Continuing along the SP15 you will therefore reach the Camaldolese Abbey dating back to 1034, one of the few monasteries left standing by the erosion of the surrounding friable clay soils that gave rise to gullies called Balze. Well, the Abbey appears almost like a solitary hermitage of which the refectory can be visited in particular, with valuable frescoes and the cloister still visible: the latter still bears old engravings and symbols on capitals and architraves, as well as grates on the floor that reveal in the basement Etruscan and Roman remains.

From Volterra to Colle Val d’Elsa

Returning to Volterra, you can enter the famous Volterrana, the oldest road that crosses Tuscany together with the Via Francigena. Otherwise known as SR68, this route offers a pleasant experience, between bends and hairpin bends that cut through the hills of the Valdelsa, in a pleasant and panoramic ups and downs.
Therefore, traveling eastwards along the Volterrana on a Vespa, you first cross the Etruscan Acropolis and then the Medici Fortress of 1475: this citadel consists of an old fortress of 1342 commissioned by Gualtieri VI of Brienne and the Keep built instead on the order of Lorenzo de ‘ Medici, now home to a prison.
Continuing along the Volterrana you reach Colle Val d’Elsa, a village that has gone down in history due to the struggles of 1269 between the Guelphs and Ghibellines. The village, which was the birthplace of the great architect Arnolfo di Cambio, has a long tradition in glass processing, so much so that it is nicknamed “The Bohemia of Italy”: a visit to the Crystal Museum allows you to admire both elegant artifacts and works glass masters, but also old and new working techniques.
A panoramic lift takes you to Colle Alta, the historic center of Colle Val d’Elsa which has kept its medieval imprint intact: from the belvedere you can enjoy the most beautiful view of the surrounding Tuscan countryside.

From Monteriggioni to San Gimignano
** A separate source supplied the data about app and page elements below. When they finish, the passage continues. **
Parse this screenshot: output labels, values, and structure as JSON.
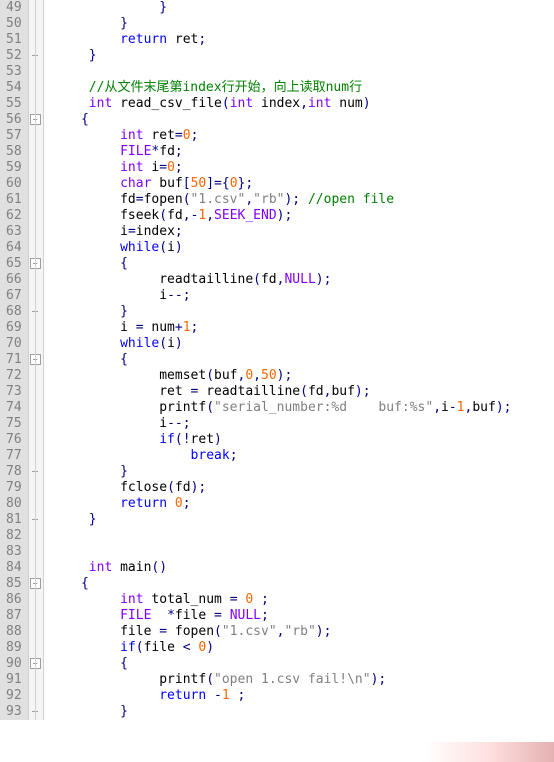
{
  "lines": [
    {
      "n": 49,
      "fold": "",
      "code": [
        [
          "punc",
          "              }"
        ]
      ]
    },
    {
      "n": 50,
      "fold": "",
      "code": [
        [
          "punc",
          "         }"
        ]
      ]
    },
    {
      "n": 51,
      "fold": "",
      "code": [
        [
          "norm",
          "         "
        ],
        [
          "kw",
          "return"
        ],
        [
          "norm",
          " ret"
        ],
        [
          "punc",
          ";"
        ]
      ]
    },
    {
      "n": 52,
      "fold": "close",
      "code": [
        [
          "punc",
          "     }"
        ]
      ]
    },
    {
      "n": 53,
      "fold": "",
      "code": [
        [
          "norm",
          ""
        ]
      ]
    },
    {
      "n": 54,
      "fold": "",
      "code": [
        [
          "norm",
          "     "
        ],
        [
          "cmt",
          "//从文件末尾第index行开始，向上读取num行"
        ]
      ]
    },
    {
      "n": 55,
      "fold": "",
      "code": [
        [
          "norm",
          "     "
        ],
        [
          "type",
          "int"
        ],
        [
          "norm",
          " "
        ],
        [
          "func",
          "read_csv_file"
        ],
        [
          "punc",
          "("
        ],
        [
          "type",
          "int"
        ],
        [
          "norm",
          " index"
        ],
        [
          "punc",
          ","
        ],
        [
          "type",
          "int"
        ],
        [
          "norm",
          " num"
        ],
        [
          "punc",
          ")"
        ]
      ]
    },
    {
      "n": 56,
      "fold": "open",
      "code": [
        [
          "punc",
          "    {"
        ]
      ]
    },
    {
      "n": 57,
      "fold": "",
      "code": [
        [
          "norm",
          "         "
        ],
        [
          "type",
          "int"
        ],
        [
          "norm",
          " ret"
        ],
        [
          "op",
          "="
        ],
        [
          "num",
          "0"
        ],
        [
          "punc",
          ";"
        ]
      ]
    },
    {
      "n": 58,
      "fold": "",
      "code": [
        [
          "norm",
          "         "
        ],
        [
          "type",
          "FILE"
        ],
        [
          "op",
          "*"
        ],
        [
          "norm",
          "fd"
        ],
        [
          "punc",
          ";"
        ]
      ]
    },
    {
      "n": 59,
      "fold": "",
      "code": [
        [
          "norm",
          "         "
        ],
        [
          "type",
          "int"
        ],
        [
          "norm",
          " i"
        ],
        [
          "op",
          "="
        ],
        [
          "num",
          "0"
        ],
        [
          "punc",
          ";"
        ]
      ]
    },
    {
      "n": 60,
      "fold": "",
      "code": [
        [
          "norm",
          "         "
        ],
        [
          "type",
          "char"
        ],
        [
          "norm",
          " buf"
        ],
        [
          "punc",
          "["
        ],
        [
          "num",
          "50"
        ],
        [
          "punc",
          "]"
        ],
        [
          "op",
          "="
        ],
        [
          "punc",
          "{"
        ],
        [
          "num",
          "0"
        ],
        [
          "punc",
          "};"
        ]
      ]
    },
    {
      "n": 61,
      "fold": "",
      "code": [
        [
          "norm",
          "         fd"
        ],
        [
          "op",
          "="
        ],
        [
          "func",
          "fopen"
        ],
        [
          "punc",
          "("
        ],
        [
          "str",
          "\"1.csv\""
        ],
        [
          "punc",
          ","
        ],
        [
          "str",
          "\"rb\""
        ],
        [
          "punc",
          ");"
        ],
        [
          "norm",
          " "
        ],
        [
          "cmt",
          "//open file"
        ]
      ]
    },
    {
      "n": 62,
      "fold": "",
      "code": [
        [
          "norm",
          "         "
        ],
        [
          "func",
          "fseek"
        ],
        [
          "punc",
          "("
        ],
        [
          "norm",
          "fd"
        ],
        [
          "punc",
          ","
        ],
        [
          "op",
          "-"
        ],
        [
          "num",
          "1"
        ],
        [
          "punc",
          ","
        ],
        [
          "macro",
          "SEEK_END"
        ],
        [
          "punc",
          ");"
        ]
      ]
    },
    {
      "n": 63,
      "fold": "",
      "code": [
        [
          "norm",
          "         i"
        ],
        [
          "op",
          "="
        ],
        [
          "norm",
          "index"
        ],
        [
          "punc",
          ";"
        ]
      ]
    },
    {
      "n": 64,
      "fold": "",
      "code": [
        [
          "norm",
          "         "
        ],
        [
          "kw",
          "while"
        ],
        [
          "punc",
          "("
        ],
        [
          "norm",
          "i"
        ],
        [
          "punc",
          ")"
        ]
      ]
    },
    {
      "n": 65,
      "fold": "open",
      "code": [
        [
          "norm",
          "         "
        ],
        [
          "punc",
          "{"
        ]
      ]
    },
    {
      "n": 66,
      "fold": "",
      "code": [
        [
          "norm",
          "              "
        ],
        [
          "func",
          "readtailline"
        ],
        [
          "punc",
          "("
        ],
        [
          "norm",
          "fd"
        ],
        [
          "punc",
          ","
        ],
        [
          "macro",
          "NULL"
        ],
        [
          "punc",
          ");"
        ]
      ]
    },
    {
      "n": 67,
      "fold": "",
      "code": [
        [
          "norm",
          "              i"
        ],
        [
          "op",
          "--"
        ],
        [
          "punc",
          ";"
        ]
      ]
    },
    {
      "n": 68,
      "fold": "close",
      "code": [
        [
          "norm",
          "         "
        ],
        [
          "punc",
          "}"
        ]
      ]
    },
    {
      "n": 69,
      "fold": "",
      "code": [
        [
          "norm",
          "         i "
        ],
        [
          "op",
          "="
        ],
        [
          "norm",
          " num"
        ],
        [
          "op",
          "+"
        ],
        [
          "num",
          "1"
        ],
        [
          "punc",
          ";"
        ]
      ]
    },
    {
      "n": 70,
      "fold": "",
      "code": [
        [
          "norm",
          "         "
        ],
        [
          "kw",
          "while"
        ],
        [
          "punc",
          "("
        ],
        [
          "norm",
          "i"
        ],
        [
          "punc",
          ")"
        ]
      ]
    },
    {
      "n": 71,
      "fold": "open",
      "code": [
        [
          "norm",
          "         "
        ],
        [
          "punc",
          "{"
        ]
      ]
    },
    {
      "n": 72,
      "fold": "",
      "code": [
        [
          "norm",
          "              "
        ],
        [
          "func",
          "memset"
        ],
        [
          "punc",
          "("
        ],
        [
          "norm",
          "buf"
        ],
        [
          "punc",
          ","
        ],
        [
          "num",
          "0"
        ],
        [
          "punc",
          ","
        ],
        [
          "num",
          "50"
        ],
        [
          "punc",
          ");"
        ]
      ]
    },
    {
      "n": 73,
      "fold": "",
      "code": [
        [
          "norm",
          "              ret "
        ],
        [
          "op",
          "="
        ],
        [
          "norm",
          " "
        ],
        [
          "func",
          "readtailline"
        ],
        [
          "punc",
          "("
        ],
        [
          "norm",
          "fd"
        ],
        [
          "punc",
          ","
        ],
        [
          "norm",
          "buf"
        ],
        [
          "punc",
          ");"
        ]
      ]
    },
    {
      "n": 74,
      "fold": "",
      "code": [
        [
          "norm",
          "              "
        ],
        [
          "func",
          "printf"
        ],
        [
          "punc",
          "("
        ],
        [
          "str",
          "\"serial_number:%d    buf:%s\""
        ],
        [
          "punc",
          ","
        ],
        [
          "norm",
          "i"
        ],
        [
          "op",
          "-"
        ],
        [
          "num",
          "1"
        ],
        [
          "punc",
          ","
        ],
        [
          "norm",
          "buf"
        ],
        [
          "punc",
          ");"
        ]
      ]
    },
    {
      "n": 75,
      "fold": "",
      "code": [
        [
          "norm",
          "              i"
        ],
        [
          "op",
          "--"
        ],
        [
          "punc",
          ";"
        ]
      ]
    },
    {
      "n": 76,
      "fold": "",
      "code": [
        [
          "norm",
          "              "
        ],
        [
          "kw",
          "if"
        ],
        [
          "punc",
          "("
        ],
        [
          "op",
          "!"
        ],
        [
          "norm",
          "ret"
        ],
        [
          "punc",
          ")"
        ]
      ]
    },
    {
      "n": 77,
      "fold": "",
      "code": [
        [
          "norm",
          "                  "
        ],
        [
          "kw",
          "break"
        ],
        [
          "punc",
          ";"
        ]
      ]
    },
    {
      "n": 78,
      "fold": "close",
      "code": [
        [
          "norm",
          "         "
        ],
        [
          "punc",
          "}"
        ]
      ]
    },
    {
      "n": 79,
      "fold": "",
      "code": [
        [
          "norm",
          "         "
        ],
        [
          "func",
          "fclose"
        ],
        [
          "punc",
          "("
        ],
        [
          "norm",
          "fd"
        ],
        [
          "punc",
          ");"
        ]
      ]
    },
    {
      "n": 80,
      "fold": "",
      "code": [
        [
          "norm",
          "         "
        ],
        [
          "kw",
          "return"
        ],
        [
          "norm",
          " "
        ],
        [
          "num",
          "0"
        ],
        [
          "punc",
          ";"
        ]
      ]
    },
    {
      "n": 81,
      "fold": "close",
      "code": [
        [
          "norm",
          "     "
        ],
        [
          "punc",
          "}"
        ]
      ]
    },
    {
      "n": 82,
      "fold": "",
      "code": [
        [
          "norm",
          ""
        ]
      ]
    },
    {
      "n": 83,
      "fold": "",
      "code": [
        [
          "norm",
          ""
        ]
      ]
    },
    {
      "n": 84,
      "fold": "",
      "code": [
        [
          "norm",
          "     "
        ],
        [
          "type",
          "int"
        ],
        [
          "norm",
          " "
        ],
        [
          "func",
          "main"
        ],
        [
          "punc",
          "()"
        ]
      ]
    },
    {
      "n": 85,
      "fold": "open",
      "code": [
        [
          "norm",
          "    "
        ],
        [
          "punc",
          "{"
        ]
      ]
    },
    {
      "n": 86,
      "fold": "",
      "code": [
        [
          "norm",
          "         "
        ],
        [
          "type",
          "int"
        ],
        [
          "norm",
          " total_num "
        ],
        [
          "op",
          "="
        ],
        [
          "norm",
          " "
        ],
        [
          "num",
          "0"
        ],
        [
          "norm",
          " "
        ],
        [
          "punc",
          ";"
        ]
      ]
    },
    {
      "n": 87,
      "fold": "",
      "code": [
        [
          "norm",
          "         "
        ],
        [
          "type",
          "FILE"
        ],
        [
          "norm",
          "  "
        ],
        [
          "op",
          "*"
        ],
        [
          "norm",
          "file "
        ],
        [
          "op",
          "="
        ],
        [
          "norm",
          " "
        ],
        [
          "macro",
          "NULL"
        ],
        [
          "punc",
          ";"
        ]
      ]
    },
    {
      "n": 88,
      "fold": "",
      "code": [
        [
          "norm",
          "         file "
        ],
        [
          "op",
          "="
        ],
        [
          "norm",
          " "
        ],
        [
          "func",
          "fopen"
        ],
        [
          "punc",
          "("
        ],
        [
          "str",
          "\"1.csv\""
        ],
        [
          "punc",
          ","
        ],
        [
          "str",
          "\"rb\""
        ],
        [
          "punc",
          ");"
        ]
      ]
    },
    {
      "n": 89,
      "fold": "",
      "code": [
        [
          "norm",
          "         "
        ],
        [
          "kw",
          "if"
        ],
        [
          "punc",
          "("
        ],
        [
          "norm",
          "file "
        ],
        [
          "op",
          "<"
        ],
        [
          "norm",
          " "
        ],
        [
          "num",
          "0"
        ],
        [
          "punc",
          ")"
        ]
      ]
    },
    {
      "n": 90,
      "fold": "open",
      "code": [
        [
          "norm",
          "         "
        ],
        [
          "punc",
          "{"
        ]
      ]
    },
    {
      "n": 91,
      "fold": "",
      "code": [
        [
          "norm",
          "              "
        ],
        [
          "func",
          "printf"
        ],
        [
          "punc",
          "("
        ],
        [
          "str",
          "\"open 1.csv fail!\\n\""
        ],
        [
          "punc",
          ");"
        ]
      ]
    },
    {
      "n": 92,
      "fold": "",
      "code": [
        [
          "norm",
          "              "
        ],
        [
          "kw",
          "return"
        ],
        [
          "norm",
          " "
        ],
        [
          "op",
          "-"
        ],
        [
          "num",
          "1"
        ],
        [
          "norm",
          " "
        ],
        [
          "punc",
          ";"
        ]
      ]
    },
    {
      "n": 93,
      "fold": "close",
      "code": [
        [
          "norm",
          "         "
        ],
        [
          "punc",
          "}"
        ]
      ]
    }
  ]
}
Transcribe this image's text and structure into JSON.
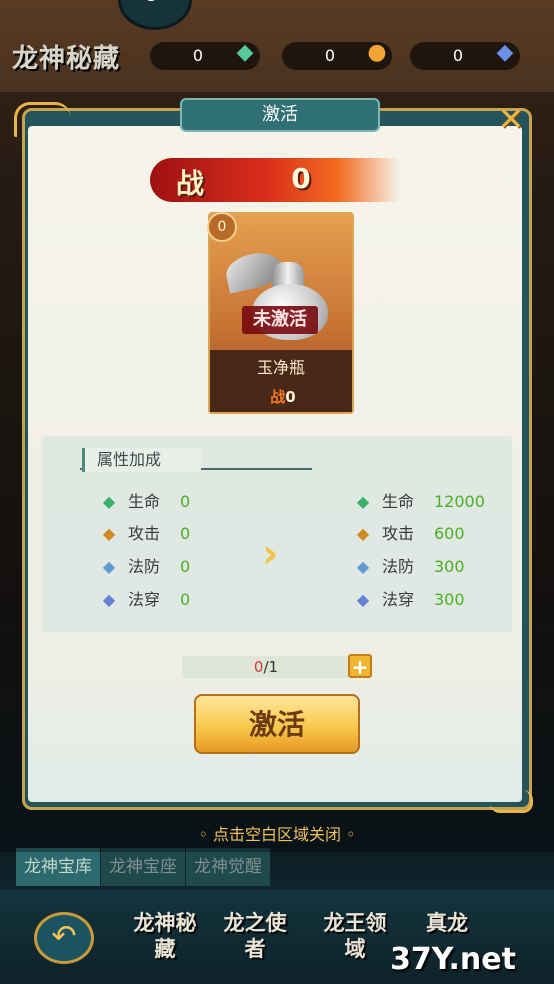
{
  "background": {
    "title": "龙神秘藏",
    "currencies": [
      {
        "value": "0",
        "icon": "green-crystal-icon"
      },
      {
        "value": "0",
        "icon": "gold-ingot-icon"
      },
      {
        "value": "0",
        "icon": "blue-gem-icon"
      }
    ],
    "tabs": [
      "龙神宝库",
      "龙神宝座",
      "龙神觉醒"
    ],
    "nav": [
      {
        "label": "龙神秘藏"
      },
      {
        "label": "龙之使者"
      },
      {
        "label": "龙王领域"
      },
      {
        "label": "真龙"
      }
    ],
    "watermark": "37Y.net"
  },
  "dialog": {
    "title": "激活",
    "power_label": "战",
    "power_value": "0",
    "item": {
      "level": "0",
      "status": "未激活",
      "name": "玉净瓶",
      "power_prefix": "战",
      "power_value": "0"
    },
    "attributes": {
      "header": "属性加成",
      "current": [
        {
          "name": "生命",
          "value": "0",
          "icon": "life-icon"
        },
        {
          "name": "攻击",
          "value": "0",
          "icon": "attack-icon"
        },
        {
          "name": "法防",
          "value": "0",
          "icon": "magic-defense-icon"
        },
        {
          "name": "法穿",
          "value": "0",
          "icon": "magic-penetration-icon"
        }
      ],
      "next": [
        {
          "name": "生命",
          "value": "12000",
          "icon": "life-icon"
        },
        {
          "name": "攻击",
          "value": "600",
          "icon": "attack-icon"
        },
        {
          "name": "法防",
          "value": "300",
          "icon": "magic-defense-icon"
        },
        {
          "name": "法穿",
          "value": "300",
          "icon": "magic-penetration-icon"
        }
      ]
    },
    "progress": {
      "current": "0",
      "total": "/1",
      "fraction": 0
    },
    "activate_label": "激活",
    "close_hint": "◦ 点击空白区域关闭 ◦"
  }
}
From Colle Val d’Elsa you can reach Monteriggioni by Vespa, a very small village of a few houses surrounded by thirteenth-century walls dotted with 14 turrets. It is an excellent example of medieval architecture practically never conquered and defined by Dante in the Divine Comedy “Monteriggioni di Torri si Corona“. In addition to a visit to the central Piazza Roma and the Pieve di Santa Maria Assunta overlooking it, a walk on the walkways is recommended, where everything has remained as it was more than 8 centuries ago, so much so that it seems that at any moment a armiger in defense of the city.
Getting back on your Vespa and returning to the SR68 towards Volterra, you can detour along the SP36 which, between vineyards and soft hills, leads directly to San Gimignano. Approaching the final destination of the tour in Tuscany, the profile of the beautiful town is revealed, with its towers symbolizing the power of the families of the time.
Piazza Duomo is a feast for the eyes with the same towers framing the Duomo, inside which is the Chapel of Santa Fina frescoed by Ghirlandaio, and the Palazzo del Podestà, also home to the Civic Museum. Piazza della Cisterna is also very scenic, located with its octagonal well and its medieval buildings such as Palazzo Tortoli, in the shadow of the legendary Torre del Diavolo. After so much wandering, there is nothing better than choosing an inn in San Gimignano and enjoying its cuisine, washed down with a glass of excellent Vernaccia, also so loved by Lorenzo the Magnificent, Boccaccio and Dante.